§ **EXERCISE OBJECTIVE**: In how many lines of the data does the word "icon" appear? Give the number by itself.
======== INFORMATION GIVEN ========
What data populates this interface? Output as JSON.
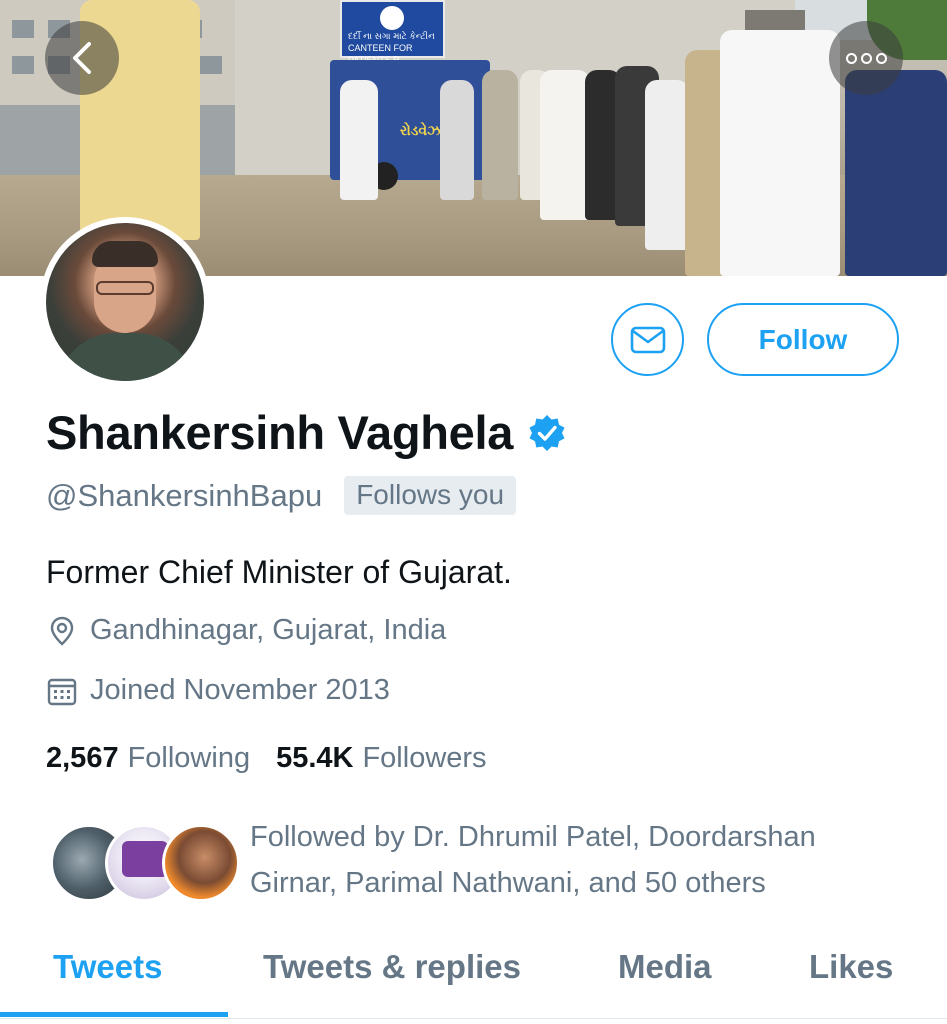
{
  "banner": {
    "sign_text": "દર્દી ના સગા માટે કેન્ટીન CANTEEN FOR PATIENTS R",
    "cart_text": "રોડવેઝ"
  },
  "header": {
    "back_icon": "chevron-left-icon",
    "more_icon": "more-horizontal-icon"
  },
  "actions": {
    "message_icon": "envelope-icon",
    "follow_label": "Follow"
  },
  "profile": {
    "name": "Shankersinh Vaghela",
    "verified_icon": "verified-badge-icon",
    "handle": "@ShankersinhBapu",
    "follows_you": "Follows you",
    "bio": "Former Chief Minister of Gujarat.",
    "location": "Gandhinagar, Gujarat, India",
    "joined": "Joined November 2013",
    "following_count": "2,567",
    "following_label": "Following",
    "followers_count": "55.4K",
    "followers_label": "Followers"
  },
  "followed_by": {
    "text": "Followed by Dr. Dhrumil Patel, Doordarshan Girnar, Parimal Nathwani, and 50 others"
  },
  "tabs": [
    {
      "label": "Tweets",
      "active": true
    },
    {
      "label": "Tweets & replies",
      "active": false
    },
    {
      "label": "Media",
      "active": false
    },
    {
      "label": "Likes",
      "active": false
    }
  ],
  "colors": {
    "accent": "#1da1f2",
    "secondary_text": "#657786",
    "primary_text": "#0f1419"
  }
}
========
§ **RESULT OF THE EXERCISE**: 4